8) De Soysa is derived from the Portuguese name de Souza. These Portuguese names were never rescinded and many raja clans of the Leitimor peninsula of Ambon still bear the Ambonized names of the godfathers of their ancestors, e.g., de Quelyu (Portuguese: de Coelho), Loppies, Lopis, (Lopez), Gaspers (Gasparis), etc. However, not all Portuguese names were bestowed upon their carriers, some go back to intermarriage (Abdurachman 1973:139). return ^

9) Rumphius (1910 (1):22) reports an Ambonese delegation was sent to Java to ask the Dutch to return to Ambon shortly after they had first appeared in Moluccan waters. return ^

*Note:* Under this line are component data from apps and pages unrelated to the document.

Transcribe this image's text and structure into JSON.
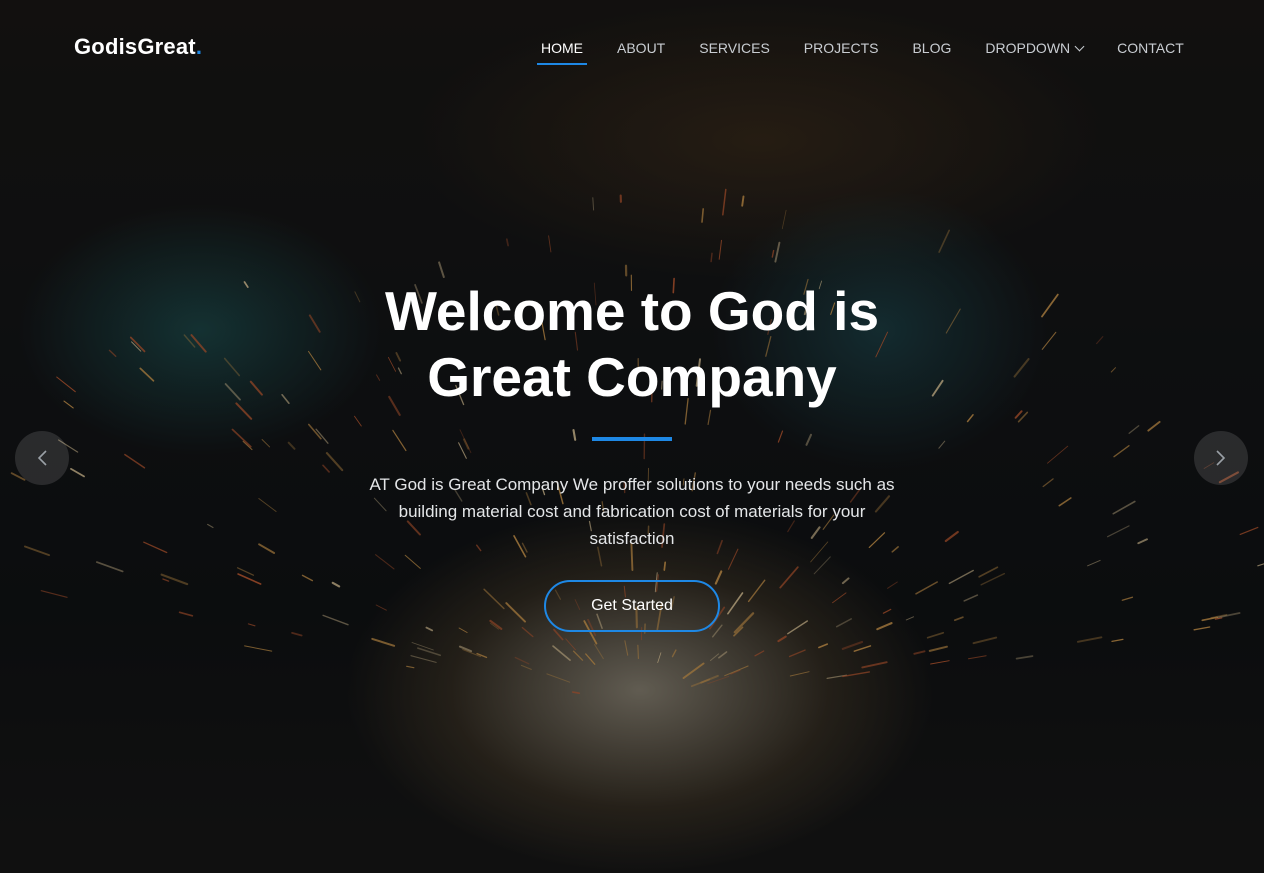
{
  "brand": {
    "name": "GodisGreat",
    "dot": "."
  },
  "nav": {
    "items": [
      {
        "label": "HOME",
        "active": true
      },
      {
        "label": "ABOUT"
      },
      {
        "label": "SERVICES"
      },
      {
        "label": "PROJECTS"
      },
      {
        "label": "BLOG"
      },
      {
        "label": "DROPDOWN",
        "icon": "chevron-down-icon"
      },
      {
        "label": "CONTACT"
      }
    ]
  },
  "hero": {
    "title": "Welcome to God is Great Company",
    "description": "AT God is Great Company We proffer solutions to your needs such as building material cost and fabrication cost of materials for your satisfaction",
    "cta_label": "Get Started",
    "prev_icon": "chevron-left-icon",
    "next_icon": "chevron-right-icon"
  },
  "colors": {
    "accent": "#1e88e5",
    "text": "#ffffff"
  }
}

10) It was partially for the same reason that many Moslem raja sided with the Christians in an attempt to set up the independent RMS in 1950. The loss of power, the fear of “drowning in a Moslem sea,” and the threat of a massacre by Javanese troops taking revenge for the Christian support of the Dutch, were some major reasons for the declaration of an independent South Maluku. return ^

11) The term Kapitan has become so deeply rooted in Ambonese society that many people claim that it is an indigenous term, and the term malessy was the title of the Kapitan's deputy. return ^

12) From Indonesian orang berobat, literally, “person administering medicine.” return ^



Abdurachman, P. R.
1973 Peninggalan-Peninggalan Yang Berciri Portugis de Ambon. In Bunga Rampai Serjarah Maluku (I). P. R. Abdurachman, et. al., eds.. Jakarta: Lembaga Penelitian Serjarah Maluku.

Anderson, Benedict R. O'G.
1972 The Idea of Power in Javanese Culture. In Culture and Politics in Indonesia. Claire Holt, et. Al., ed. Ithaca, New York: Cornell University Press.

Bartels, Dieter
1976 Religious Syncretism, Semantic Depletion and Secondary Reinterpretation in Ambonese Islam and Christianity. Paper presented at the Annual Meetings of the American Anthropological Association. November.

Hoebel, E. A.
1966 Anthropology. New York: McGraw-Hill.

Jacobs, H.
1971 A Treatise on the Moluccas (c. 1544). Rome: Jesuit Historical Institute.

Kraemer, H.
1958 From Missionfield to Independent Church. The Hague: Boekencentrum.

Rumphius, G. E.
1910 De Ambonsche Historie. The Hague: M. Nijhoff.

Schurhammer, G.
1963 Franz Xaver. Vol. 2 (1). Freiburg: Herder.

Tichelman, G. L.
1960 Anthropological Aspects. In The South Moluccas. J. C. Bowman, et. al., eds. Leyden: A. W. Sythoff.

Tutuarima, W. H.
1960 Ecclesiastical Aspects. In The South Moluccas. J. C. Bowman, et. al., eds. Leyden: A. W. Sythoff.

Valentijn, F.
1726 Oud en nieuw Oost-Indien. Dordrecht: J. van Braam.